Extracted data entries:
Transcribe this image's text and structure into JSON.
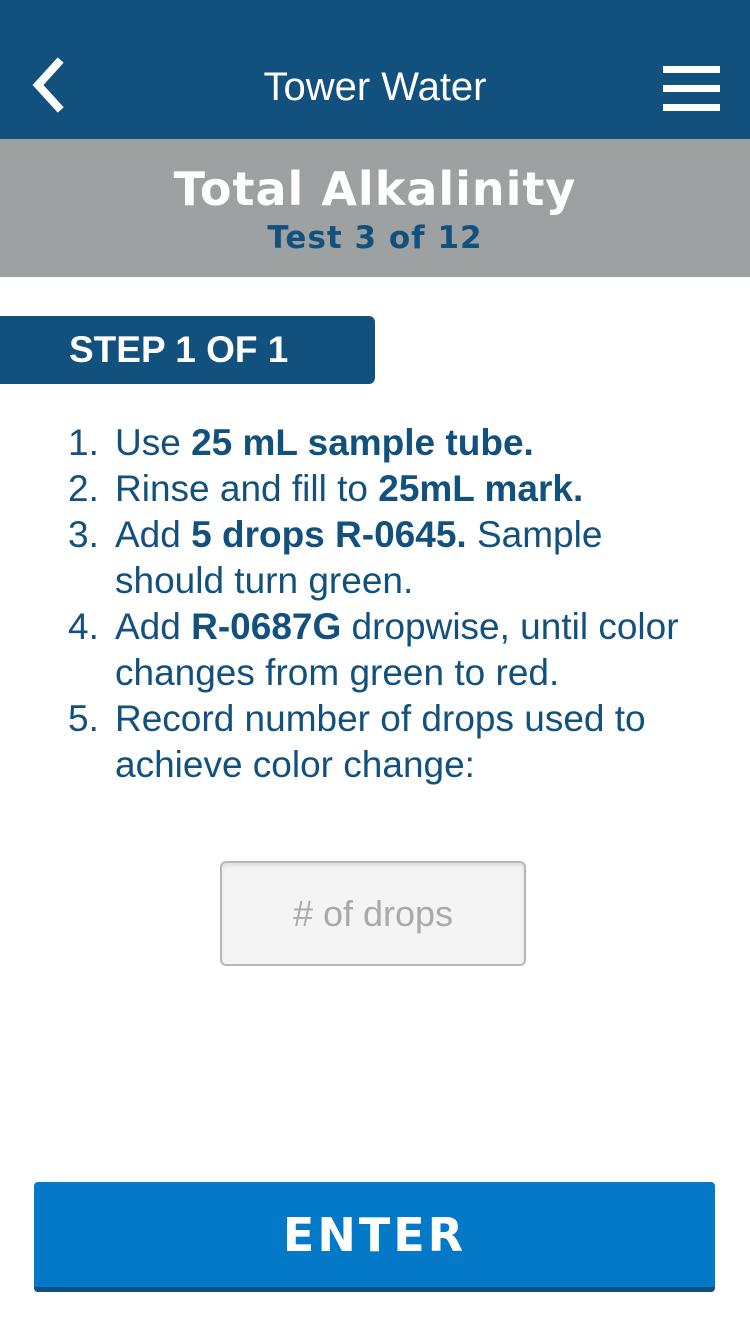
{
  "navbar": {
    "title": "Tower Water",
    "back_icon": "chevron-left-icon",
    "menu_icon": "hamburger-menu-icon",
    "background": "#12507d"
  },
  "test_header": {
    "title": "Total Alkalinity",
    "subtitle": "Test 3 of 12",
    "background": "#9ea1a2"
  },
  "step": {
    "label": "STEP 1 OF 1"
  },
  "instructions": [
    {
      "num": "1.",
      "parts": [
        {
          "text": "Use ",
          "bold": false
        },
        {
          "text": "25 mL sample tube.",
          "bold": true
        }
      ]
    },
    {
      "num": "2.",
      "parts": [
        {
          "text": "Rinse and fill to ",
          "bold": false
        },
        {
          "text": "25mL mark.",
          "bold": true
        }
      ]
    },
    {
      "num": "3.",
      "parts": [
        {
          "text": "Add ",
          "bold": false
        },
        {
          "text": "5 drops R-0645.",
          "bold": true
        },
        {
          "text": " Sample should turn green.",
          "bold": false
        }
      ]
    },
    {
      "num": "4.",
      "parts": [
        {
          "text": "Add ",
          "bold": false
        },
        {
          "text": "R-0687G",
          "bold": true
        },
        {
          "text": " dropwise, until color changes from green to red.",
          "bold": false
        }
      ]
    },
    {
      "num": "5.",
      "parts": [
        {
          "text": "Record number of drops used to achieve color change:",
          "bold": false
        }
      ]
    }
  ],
  "drops_input": {
    "placeholder": "# of drops",
    "value": ""
  },
  "enter_button": {
    "label": "ENTER",
    "color": "#0479c8"
  }
}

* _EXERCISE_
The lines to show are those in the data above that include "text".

* _SOLUTION_
Transcribe this image's text and structure into JSON.
          "text": "Use ",
          "text": "25 mL sample tube.",
          "text": "Rinse and fill to ",
          "text": "25mL mark.",
          "text": "Add ",
          "text": "5 drops R-0645.",
          "text": " Sample should turn green.",
          "text": "Add ",
          "text": "R-0687G",
          "text": " dropwise, until color changes from green to red.",
          "text": "Record number of drops used to achieve color change:",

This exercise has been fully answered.